New Jersey residents may have a right to some type of spousal support after a divorce. This could be granted in addition to child support, and it should be noted that both types of support are supposed to be used directly for the person for whom they are intended. For example, a parent can’t use child support on only himself or herself, as that’s what spousal support is for.
To decide how much should be paid, the court will look at a lot of different factors. These could include the following:
— How much income each spouse receives on a regular basis– How much property each spouse has already– What the overall earning capacity is for each person– If there are any significant impairments to this earning capacity– Who is in charge of raising children, if applicable– The standard of living that both people are used to– How long the marriage lasted– Any sacrifices one spouse made in terms of education or career opportunities– Any contributions either spouse made to the education and career of the other.
You may notice that children are mentioned above, but that doesn’t mean that spousal support money is based on the cost of raising children, but the time commitment. Essentially, if one spouse can’t work and has no income because he or she needs to be home with the kids, the other spouse may have to pay more in spousal support to make this lifestyle possible.
ATTORNEY CARRIE SCHULTZ DISCUSSES PAYING MORE ALIMONY IF YOUR SPOUSE ISN’T WORKING
As you go through a divorce, it’s very important to know about all financial obligations.

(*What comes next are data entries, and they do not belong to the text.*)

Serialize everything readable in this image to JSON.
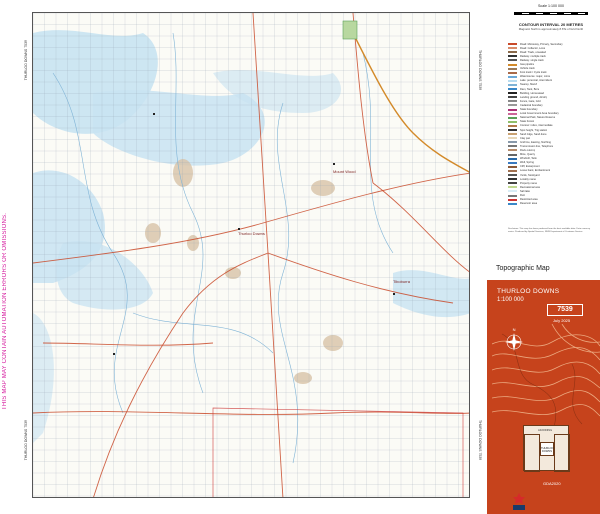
{
  "side_warning": "THIS MAP MAY CONTAIN AUTOMATION ERRORS OR OMISSIONS.",
  "adjoining": {
    "left_top": "THURLOO DOWNS 7539",
    "left_bottom": "THURLOO DOWNS 7539",
    "right_top": "THURLOO DOWNS 7539",
    "right_bottom": "THURLOO DOWNS 7539"
  },
  "legend": {
    "scale_label": "Scale 1:100 000",
    "contour_interval": "CONTOUR INTERVAL 20 METRES",
    "magnetic_note": "Magnetic North is approximately 8.6°E of Grid North",
    "items": [
      {
        "label": "Road: Motorway, Primary, Secondary",
        "color": "#c94a2a"
      },
      {
        "label": "Road: Collector, Local",
        "color": "#d98c6b"
      },
      {
        "label": "Road: Track, unsealed",
        "color": "#8a6a4a"
      },
      {
        "label": "Railway: multiple track",
        "color": "#333333"
      },
      {
        "label": "Railway: single track",
        "color": "#555555"
      },
      {
        "label": "Gas pipeline",
        "color": "#d38a2a"
      },
      {
        "label": "Vehicle track",
        "color": "#9a7a5a"
      },
      {
        "label": "Foot track / Cycle track",
        "color": "#a86a4a"
      },
      {
        "label": "Watercourse: major, minor",
        "color": "#6aa8d8"
      },
      {
        "label": "Lake: perennial, intermittent",
        "color": "#b8dcf0"
      },
      {
        "label": "Swamp, Marsh",
        "color": "#7fb3d6"
      },
      {
        "label": "Dam, Tank, Bore",
        "color": "#3a88c8"
      },
      {
        "label": "Building, Homestead",
        "color": "#222222"
      },
      {
        "label": "Landing ground, Airstrip",
        "color": "#444444"
      },
      {
        "label": "Fence, Gate, Grid",
        "color": "#888888"
      },
      {
        "label": "Cadastral boundary",
        "color": "#999999"
      },
      {
        "label": "State boundary",
        "color": "#aa3377"
      },
      {
        "label": "Local Government Area boundary",
        "color": "#cc6699"
      },
      {
        "label": "National Park, Nature Reserve",
        "color": "#5aa05a"
      },
      {
        "label": "State Forest",
        "color": "#8fbf6a"
      },
      {
        "label": "Contour: index, intermediate",
        "color": "#b07a4a"
      },
      {
        "label": "Spot height, Trig station",
        "color": "#333333"
      },
      {
        "label": "Sand ridge, Sand dune",
        "color": "#c8a070"
      },
      {
        "label": "Clay pan",
        "color": "#e6d6b8"
      },
      {
        "label": "Grid line, Easting, Northing",
        "color": "#8899aa"
      },
      {
        "label": "Transmission line, Telephone",
        "color": "#777777"
      },
      {
        "label": "Rock outcrop",
        "color": "#b48a6a"
      },
      {
        "label": "Mine, Quarry",
        "color": "#666666"
      },
      {
        "label": "Windmill, Tank",
        "color": "#2a6aa8"
      },
      {
        "label": "Well, Spring",
        "color": "#3a7ac0"
      },
      {
        "label": "Cliff, Escarpment",
        "color": "#8a5a3a"
      },
      {
        "label": "Levee bank, Embankment",
        "color": "#a07050"
      },
      {
        "label": "Yards, Stockyard",
        "color": "#555555"
      },
      {
        "label": "Locality name",
        "color": "#333333"
      },
      {
        "label": "Property name",
        "color": "#444444"
      },
      {
        "label": "Recreational area",
        "color": "#c0d890"
      },
      {
        "label": "Salt lake",
        "color": "#d8ecf5"
      },
      {
        "label": "Ruin",
        "color": "#777777"
      },
      {
        "label": "Restricted area",
        "color": "#cc3333"
      },
      {
        "label": "Reservoir area",
        "color": "#3a88c8"
      }
    ],
    "fine_print": "Disclaimer: This map has been produced from the best available data. Data currency varies. Produced by Spatial Services, NSW Department of Customer Service."
  },
  "topographic_title": "Topographic Map",
  "title_box": {
    "name": "THURLOO DOWNS",
    "scale": "1:100 000",
    "sheet_number": "7539",
    "date": "July 2025",
    "code": "GDA2020",
    "index_label": "ADJOINING",
    "index_center": "THURLOO DOWNS",
    "accent_color": "#c6431c"
  },
  "map": {
    "place_labels": [
      "Thurloo Downs",
      "Mount Wood",
      "Tiboburra"
    ],
    "lake_color": "#c8e3f2",
    "road_color": "#c94a2a",
    "grid_color": "#9aa6b6"
  }
}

Source: FindLaw, “The Find Law Guide to Spousal Support,” accessed Oct. 22, 2015